“Out the back of Noosa we have quite a few country dirt roads which are really good for running as well. That’s where I’m used to doing my efforts.”
You can have the best training area and climate conditions but some sessions are better done inside. Luke during a hard run on the treadmill in his garage. The treadmill allows for a different stimulus in running training and can nicely complement the effects of running outside when done right. “I like to run on the treadmill for some of my harder workouts to keep good leg turnover and I can be in a more controlled environment. I will do sessions I often do on the track on the treadmill as well to avoid the harder impact and body breakdown. I will do progression runs that start at an easier pace and build to a threshold effort. I will do longer tempo intervals of up to 15-20 minutes at a time and I will do some race pace specific efforts sometimes 90-120 minutes in duration,” Luke explains his treadmill workouts.
“The good coffee is what I appreciate the most when I come home to Noosa. Of course it’s not just that- it’s a very small and friendly community here and I’ve a lot of good friends around. It just feels very home.”
“Probably half the reason why I do live here is actually not because of training. I can go out and do my surfing or go to the beach with my daughter. These are things that get me out of that daily grind which I guess we call work.”
“I know on my day out there I have what it takes to be competitive in Kona. I’ve been there 11 times now and I feel like I’ve got a lot of experience in that particular race. I’ve been through a lot of different situations out there. I had some great and some not so great results in Hawaii and I’m using a DNF last year as big fuel on the fire to go back there and prove to myself that I’m able to compete with the best guys and I would love to be back there on the podium.”

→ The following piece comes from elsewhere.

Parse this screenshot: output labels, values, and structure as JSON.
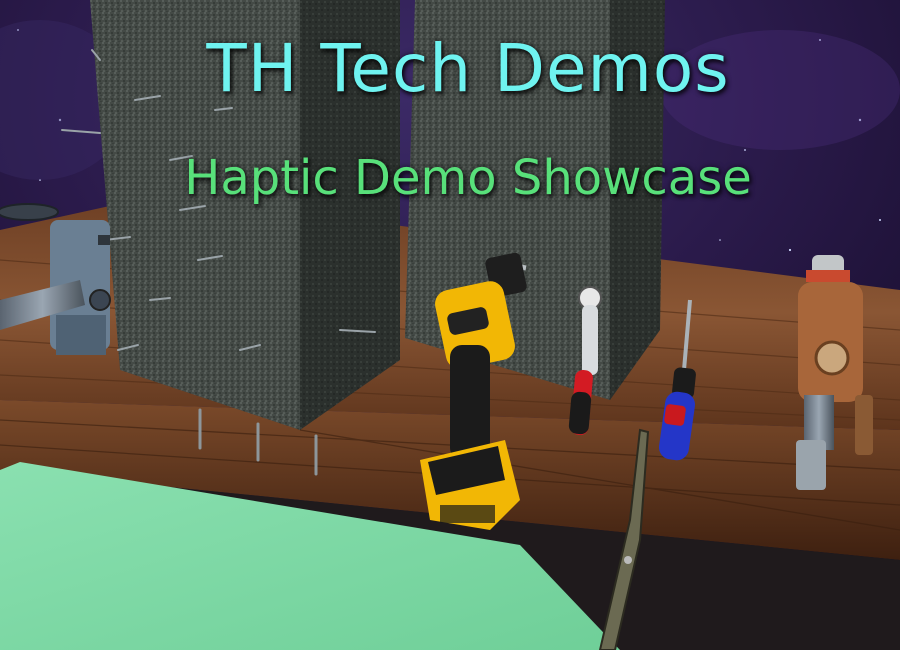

“I’ve been through a lot of different situations in Kona and I know on my day out there I have what it takes to be competitive.”